Letters for September 14, 2006

Mechanical response
Re “I, robot” (Art of the State, Aug. 24):

I was so happy to see that robot on the cover of your paper! He has a fan site already: robotronia.com! He looks like NASA! I met him for the first time on the playa in 2004. He cracked me up with his colorful stories and dead-on impressions! The last time I saw him was Spring 2006 here in Reno. He was battling a giant glowing mantis behind the Zephyr Bar. I love that robot!

Lewis Siffer

Marshal Sam McCash
Appears to be a new marshal in Sparks.

Political observers may consider changing their unofficial moniker for the Rail City from “Johnstown” or “Ascuagaland” to “Harveyville.”

The remarkable Mr. Whittemore’s legal and political tactics were able to get the Sparks City Council—behind closed doors—to reverse its previous public vote and let him put a casino resort on Pyramid Highway.

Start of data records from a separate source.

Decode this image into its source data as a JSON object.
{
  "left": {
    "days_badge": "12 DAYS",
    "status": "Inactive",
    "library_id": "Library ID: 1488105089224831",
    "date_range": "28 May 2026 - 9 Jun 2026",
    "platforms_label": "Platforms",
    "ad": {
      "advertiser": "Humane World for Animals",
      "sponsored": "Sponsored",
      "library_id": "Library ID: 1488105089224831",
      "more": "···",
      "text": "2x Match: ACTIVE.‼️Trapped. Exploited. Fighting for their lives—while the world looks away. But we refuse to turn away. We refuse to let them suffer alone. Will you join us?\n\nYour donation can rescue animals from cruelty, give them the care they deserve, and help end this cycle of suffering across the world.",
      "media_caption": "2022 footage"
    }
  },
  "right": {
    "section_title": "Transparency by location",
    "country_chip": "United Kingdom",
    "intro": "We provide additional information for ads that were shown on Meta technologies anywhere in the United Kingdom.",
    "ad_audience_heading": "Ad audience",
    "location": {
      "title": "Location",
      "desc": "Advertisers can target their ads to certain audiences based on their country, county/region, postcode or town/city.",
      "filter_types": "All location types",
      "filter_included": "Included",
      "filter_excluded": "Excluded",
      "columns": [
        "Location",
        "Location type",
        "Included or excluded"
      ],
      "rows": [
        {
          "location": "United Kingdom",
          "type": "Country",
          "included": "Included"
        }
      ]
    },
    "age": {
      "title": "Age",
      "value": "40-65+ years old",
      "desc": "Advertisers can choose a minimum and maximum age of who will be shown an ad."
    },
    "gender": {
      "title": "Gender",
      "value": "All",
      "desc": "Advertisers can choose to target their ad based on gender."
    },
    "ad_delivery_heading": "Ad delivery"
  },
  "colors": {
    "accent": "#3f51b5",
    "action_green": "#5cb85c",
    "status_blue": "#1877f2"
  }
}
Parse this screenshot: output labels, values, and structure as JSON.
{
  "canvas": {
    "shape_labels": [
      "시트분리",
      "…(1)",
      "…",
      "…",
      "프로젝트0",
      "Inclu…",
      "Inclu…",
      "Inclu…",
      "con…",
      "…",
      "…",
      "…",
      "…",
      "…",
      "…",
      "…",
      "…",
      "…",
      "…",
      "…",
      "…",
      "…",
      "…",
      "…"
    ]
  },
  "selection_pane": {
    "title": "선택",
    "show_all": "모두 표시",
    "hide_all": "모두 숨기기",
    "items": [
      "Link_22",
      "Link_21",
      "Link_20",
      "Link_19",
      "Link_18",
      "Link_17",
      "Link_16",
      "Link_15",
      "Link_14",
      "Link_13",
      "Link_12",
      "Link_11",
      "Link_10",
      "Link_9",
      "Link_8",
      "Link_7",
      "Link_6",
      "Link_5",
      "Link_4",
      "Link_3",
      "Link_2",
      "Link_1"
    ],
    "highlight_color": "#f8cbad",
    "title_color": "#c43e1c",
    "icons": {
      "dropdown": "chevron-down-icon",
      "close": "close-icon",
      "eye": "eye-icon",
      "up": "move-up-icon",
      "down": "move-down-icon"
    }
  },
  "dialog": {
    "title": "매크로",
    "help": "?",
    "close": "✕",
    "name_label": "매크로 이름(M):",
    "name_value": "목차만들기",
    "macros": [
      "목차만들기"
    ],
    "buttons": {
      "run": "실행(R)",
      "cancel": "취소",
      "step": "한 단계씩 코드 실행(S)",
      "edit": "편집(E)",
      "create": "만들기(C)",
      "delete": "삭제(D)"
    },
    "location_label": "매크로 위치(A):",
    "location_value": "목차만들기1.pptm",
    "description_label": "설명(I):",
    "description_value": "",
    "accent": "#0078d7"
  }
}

He may be the most dynamic powerbroker/business mogul in these parts since George Wingfield seven decades ago.

Mike Sion

Confused the issue
Re “The answer is blowing in the wind” (Right Hook, Aug. 24):

Lafferty, like many others before him, presents the Lamont-Lieberman contest as a Democratic vote on the war on terror. This is totally incorrect: The vote was on the war on Iraq, which has little to do with 9/11 and other terrorist attacks against the West. Actually, the Iraq war has diverted resources from the war on terror, created innumerable new terrorists, and added to the chaos in the Middle East.

I used to work in Iraq in the early ‘80s, and most of the Iraqis tended to praise the ruthlessness of Saddam Hussein, claiming that only he can keep Iraq together. But that’s an ancient story. For now, I have the following question to Lafferty: How many Iraqis have been involved so far in terrorist plots against us or our allies outside of Iraq? I have heard about Egyptians, Saudis, Libyans (Pan Am Flight 103), Pakistanis and British citizens of Islamic creed, but never about Iraqis.

Andrzej Trzynadlowski

Skinny legs and all
Re “The answer is blowing in the wind” (Right Hook, Aug. 24):

Is the spleen-venting Michael Lafferty really Ann Coulter in drag? Their venom is a perfect match.

Tracy Figler

It’s a gas
Re “The Streamliner’s handbook” (Feature story, Aug. 31):

What a breath of fresh air (and maybe just a little exhaust)! Your story about Denis Manning’s passionate lifelong attempt to set (and recapture) a new land speed record on a motorcycle was such a sweet departure from the standard political, cultural, socio-conscious, food/music content (not that there’s anything wrong with any of those!). But for us motorheads, it was a nice change.

Although some of the technical content may have been a bit overwhelming for some readers, your writer, R.V. Scheide, was right on the mark, from his history research (Cal Rayborn’s first speed record, the motorcycle slump in the ‘80s etc.) to the vast complexities of designing and building your own motor to conveying the true, unwavering, almost maniacal passion of a man on a mission to accomplish something that has never been done by anyone else on Earth … EVER!

In land speed records, there is no second place; you either hold the record or you don’t. And you know what they say about records: They’re made to be broken. As a former motorcycle business owner and flat-track racer, I understand the passion and hope that Denis, Chris Carr and their crew go out and kick some serious salt-covered ass. Please do a follow up on the Bonneville weekend; I’m sure your readers will appreciate it. I know I will.

Bob Carnahan

Playing politics with lives
The U.S. Food and Drug Administration has approved an emergency contraceptive, Plan B, but it will permit over-the-counter sales only for women who are 18 and older.

The FDA shouldn’t have played politics. Nevada’s teenage girls deserve options. As someone who has been an intern with Planned Parenthood Mar Monte, I know that women under 18 are the ones who most benefit from over-the-counter access to an emergency contraceptive. Making it more difficult for teens to avoid unintended pregnancies is a bad decision, furthering our outrageous teen pregnancy rate.

In 2000, Nevada had the fourth highest teen pregnancy rate in the nation. Through sex education and access to birth control, it has dropped to 12th. Easy and timely access to an emergency contraceptive is important. Minors currently have access to other contraceptive methods such as condoms and spermicides. The government should not be catering to political conservatives and leaving teens in the dark because, without Plan B, teens will search for a Plan C.

Nicole Donald